  • Customizable Workflow
  • Large file support (⇐ 2Gb)
  • Advanced Searching


  • Creation and control of automated (administrator-driven) shares
  • User Management Tools
  • Migration tools/Bulk Loader, esp. for move away from FP
  • Migration tools for move out of product

Web Support

  • Web content management functionality
  • “Virtual hosting” within one account space
  • configurable URLs (shortened URLs available)

Sharing/Access Control

  • End-user access control features
  • Sharing with off-campus users possible (via tickets or other system that doesn’t require outside user to have account on our system)

Development and Integration

  • LDAP/AD authentication
  • APIs
  • Active Development community
  • Integration support
  • Integration with Bb possible
  • Integration with eportfolio possible

Vendor Information

Xythos User Group Meeting (2/13/2007)

(attended by Jolee)

Enterprise Document Manager 6.0

  • Adding Records Management functionality; mirrors the Document Manager, but has more strict security;
  • Perfect for HR records, Grants office and grants processing;
  • When file is uploaded to particular location, will require user to fill in metadata in custom form with controlled vocabulary
  • Can specify document retention rules, disposition schedule, as specified by some granting agencies and IRS
  • Can configure disposition rules by folder
  • Has reporting functions (e.g., How many grants filed this year? How many successful NIH grants?)
  • Has XML editor for importing and exporting disposition rules between servers, institutions
  • Many administrative roles, includes those with select access to confidential financial info, confidential personal info, etc.

Presentation from Salve Regina U. (Newport, RI)

  • Use Xythos for student web development and for student teaching portfolios
  • Created templates for student to use in portfolios
  • students use Adobe Contribute to edit
  • very popular

The Future of Digital Locker/Enterprise Document Manager

A discussion of functionality they are working on for future releases. Next release, late summer.

  • RSS support (and podcasts)
  • wikis (sooner), blogs (later)
    • The discussion of wikis brought up a very interesting comment/warning from one of the attendees. He said that because wiki file structure is so flimsy and free form (“a house of cards”), in a few years there will be a “wiki meltdown” when people and institutions who’ve been using them for storing lots of mission-critical information and files are suddenly stuck with a mess and no way to clean it up. This guy pointed out that by putting a wiki over a Xythos db, an organization can force a file structure that is exportable and storage that is more easily retrieved, prolong its life and continuity.
  • Tagging
  • Drag-and-drop file transfer using web client (via a Java applet)
  • a portal-like interface (portletized)
  • Shibboleth support
  • Creation wizards (function oriented setup of folder, e.g., Do you want to create a dropbox, a podcast, a folder shared with students?)
  • Mac Drive being explored
  • JSR-170 API–>Content Repository API for Java Technology
  • They have a beta site, , where you can check out coming attractions, ideas they’re working on, etc.

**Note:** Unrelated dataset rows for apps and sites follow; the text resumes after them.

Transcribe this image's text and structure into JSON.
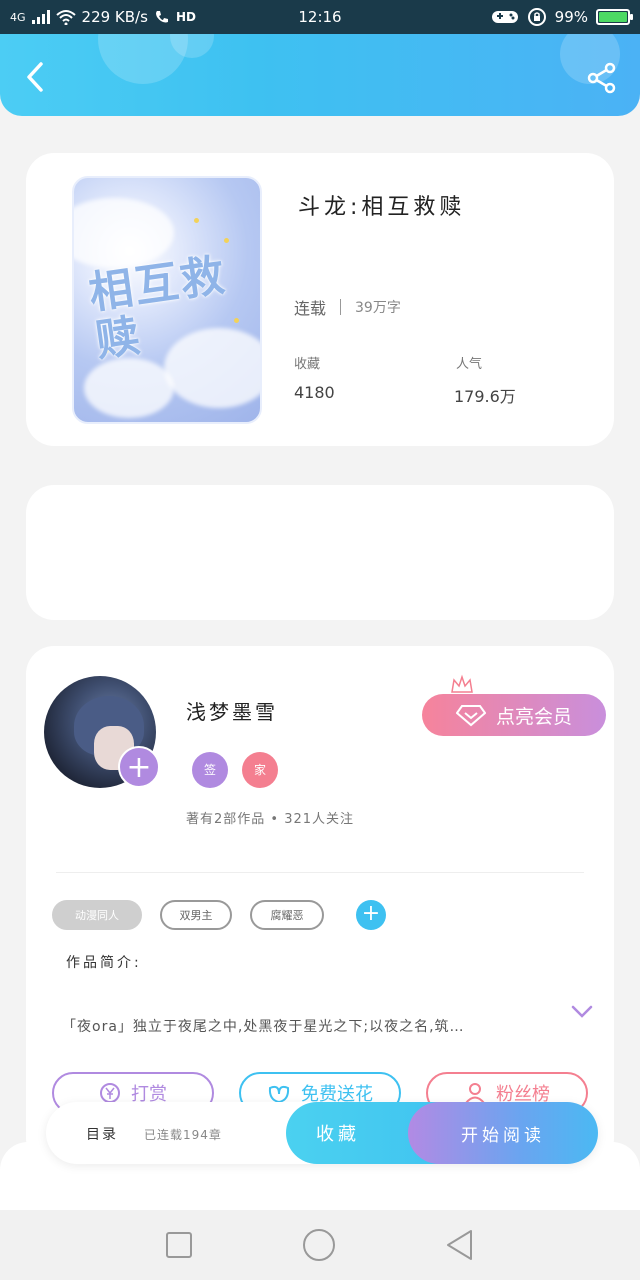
{
  "status_bar": {
    "network": "4G",
    "speed": "229 KB/s",
    "hd": "HD",
    "time": "12:16",
    "battery": "99%",
    "battery_level": 0.99,
    "battery_color": "#4cd964"
  },
  "header": {
    "back_icon": "chevron-left-icon",
    "share_icon": "share-icon",
    "gradient_start": "#4ccdf4",
    "gradient_end": "#4bb2f5"
  },
  "book": {
    "cover_title": "相互救赎",
    "title": "斗龙:相互救赎",
    "status": "连载",
    "word_count": "39万字",
    "favorites_label": "收藏",
    "favorites_value": "4180",
    "popularity_label": "人气",
    "popularity_value": "179.6万"
  },
  "author": {
    "name": "浅梦墨雪",
    "badge_signed": "签",
    "badge_family": "家",
    "meta": "著有2部作品 • 321人关注",
    "vip_button": "点亮会员",
    "follow_symbol": "+"
  },
  "tags": [
    "动漫同人",
    "双男主",
    "腐耀恶"
  ],
  "tag_add_symbol": "+",
  "intro": {
    "label": "作品简介:",
    "text": "「夜ora」独立于夜尾之中,处黑夜于星光之下;以夜之名,筑…"
  },
  "actions": {
    "tip": "打赏",
    "flower": "免费送花",
    "fans": "粉丝榜"
  },
  "bottom_bar": {
    "toc": "目录",
    "chapters": "已连载194章",
    "collect": "收藏",
    "read": "开始阅读"
  },
  "colors": {
    "accent_blue": "#3ec1f1",
    "accent_purple": "#b08ae0",
    "accent_pink": "#f47f90"
  }
}
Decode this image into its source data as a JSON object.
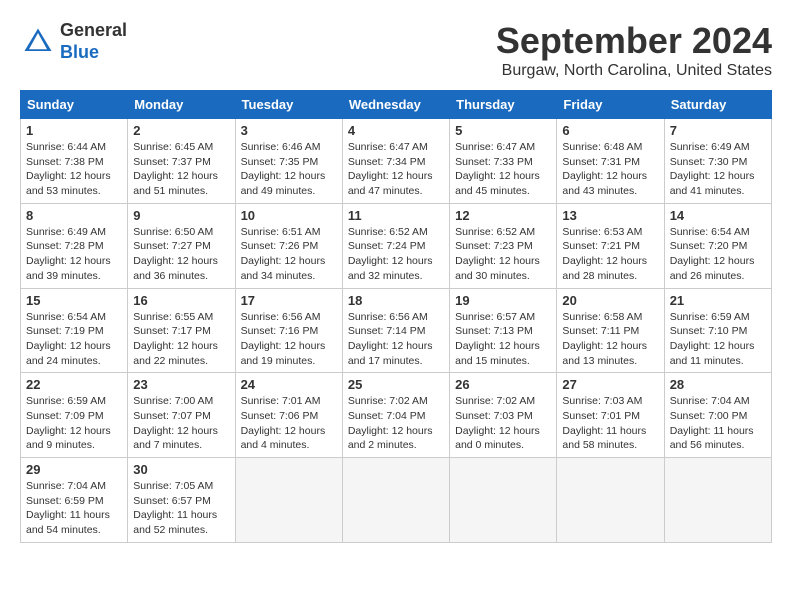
{
  "header": {
    "logo_general": "General",
    "logo_blue": "Blue",
    "month_title": "September 2024",
    "location": "Burgaw, North Carolina, United States"
  },
  "weekdays": [
    "Sunday",
    "Monday",
    "Tuesday",
    "Wednesday",
    "Thursday",
    "Friday",
    "Saturday"
  ],
  "weeks": [
    [
      {
        "day": 1,
        "sunrise": "6:44 AM",
        "sunset": "7:38 PM",
        "daylight": "12 hours and 53 minutes."
      },
      {
        "day": 2,
        "sunrise": "6:45 AM",
        "sunset": "7:37 PM",
        "daylight": "12 hours and 51 minutes."
      },
      {
        "day": 3,
        "sunrise": "6:46 AM",
        "sunset": "7:35 PM",
        "daylight": "12 hours and 49 minutes."
      },
      {
        "day": 4,
        "sunrise": "6:47 AM",
        "sunset": "7:34 PM",
        "daylight": "12 hours and 47 minutes."
      },
      {
        "day": 5,
        "sunrise": "6:47 AM",
        "sunset": "7:33 PM",
        "daylight": "12 hours and 45 minutes."
      },
      {
        "day": 6,
        "sunrise": "6:48 AM",
        "sunset": "7:31 PM",
        "daylight": "12 hours and 43 minutes."
      },
      {
        "day": 7,
        "sunrise": "6:49 AM",
        "sunset": "7:30 PM",
        "daylight": "12 hours and 41 minutes."
      }
    ],
    [
      {
        "day": 8,
        "sunrise": "6:49 AM",
        "sunset": "7:28 PM",
        "daylight": "12 hours and 39 minutes."
      },
      {
        "day": 9,
        "sunrise": "6:50 AM",
        "sunset": "7:27 PM",
        "daylight": "12 hours and 36 minutes."
      },
      {
        "day": 10,
        "sunrise": "6:51 AM",
        "sunset": "7:26 PM",
        "daylight": "12 hours and 34 minutes."
      },
      {
        "day": 11,
        "sunrise": "6:52 AM",
        "sunset": "7:24 PM",
        "daylight": "12 hours and 32 minutes."
      },
      {
        "day": 12,
        "sunrise": "6:52 AM",
        "sunset": "7:23 PM",
        "daylight": "12 hours and 30 minutes."
      },
      {
        "day": 13,
        "sunrise": "6:53 AM",
        "sunset": "7:21 PM",
        "daylight": "12 hours and 28 minutes."
      },
      {
        "day": 14,
        "sunrise": "6:54 AM",
        "sunset": "7:20 PM",
        "daylight": "12 hours and 26 minutes."
      }
    ],
    [
      {
        "day": 15,
        "sunrise": "6:54 AM",
        "sunset": "7:19 PM",
        "daylight": "12 hours and 24 minutes."
      },
      {
        "day": 16,
        "sunrise": "6:55 AM",
        "sunset": "7:17 PM",
        "daylight": "12 hours and 22 minutes."
      },
      {
        "day": 17,
        "sunrise": "6:56 AM",
        "sunset": "7:16 PM",
        "daylight": "12 hours and 19 minutes."
      },
      {
        "day": 18,
        "sunrise": "6:56 AM",
        "sunset": "7:14 PM",
        "daylight": "12 hours and 17 minutes."
      },
      {
        "day": 19,
        "sunrise": "6:57 AM",
        "sunset": "7:13 PM",
        "daylight": "12 hours and 15 minutes."
      },
      {
        "day": 20,
        "sunrise": "6:58 AM",
        "sunset": "7:11 PM",
        "daylight": "12 hours and 13 minutes."
      },
      {
        "day": 21,
        "sunrise": "6:59 AM",
        "sunset": "7:10 PM",
        "daylight": "12 hours and 11 minutes."
      }
    ],
    [
      {
        "day": 22,
        "sunrise": "6:59 AM",
        "sunset": "7:09 PM",
        "daylight": "12 hours and 9 minutes."
      },
      {
        "day": 23,
        "sunrise": "7:00 AM",
        "sunset": "7:07 PM",
        "daylight": "12 hours and 7 minutes."
      },
      {
        "day": 24,
        "sunrise": "7:01 AM",
        "sunset": "7:06 PM",
        "daylight": "12 hours and 4 minutes."
      },
      {
        "day": 25,
        "sunrise": "7:02 AM",
        "sunset": "7:04 PM",
        "daylight": "12 hours and 2 minutes."
      },
      {
        "day": 26,
        "sunrise": "7:02 AM",
        "sunset": "7:03 PM",
        "daylight": "12 hours and 0 minutes."
      },
      {
        "day": 27,
        "sunrise": "7:03 AM",
        "sunset": "7:01 PM",
        "daylight": "11 hours and 58 minutes."
      },
      {
        "day": 28,
        "sunrise": "7:04 AM",
        "sunset": "7:00 PM",
        "daylight": "11 hours and 56 minutes."
      }
    ],
    [
      {
        "day": 29,
        "sunrise": "7:04 AM",
        "sunset": "6:59 PM",
        "daylight": "11 hours and 54 minutes."
      },
      {
        "day": 30,
        "sunrise": "7:05 AM",
        "sunset": "6:57 PM",
        "daylight": "11 hours and 52 minutes."
      },
      null,
      null,
      null,
      null,
      null
    ]
  ]
}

Problems Discussed (some by other attendees, some by Xythos presenters)

  • Current GUI hard to skin, hasn’t been updated in years (the future portletized version will allow skinning)
  • Lots of concern from attendees about making sharing easier (the future version with wizards is the fix)
  • Support used to be pretty bad, but has been improving (noted by Gill Laponte, UMass-Amherst, and some folks from Vassar) sort of like blackboard, he?Henk Meij 2007/02/14 15:33

Other Higher Ed Institutions Using Xythos

content_server/start.txt · Last modified: 2007/04/20 08:07 (external edit)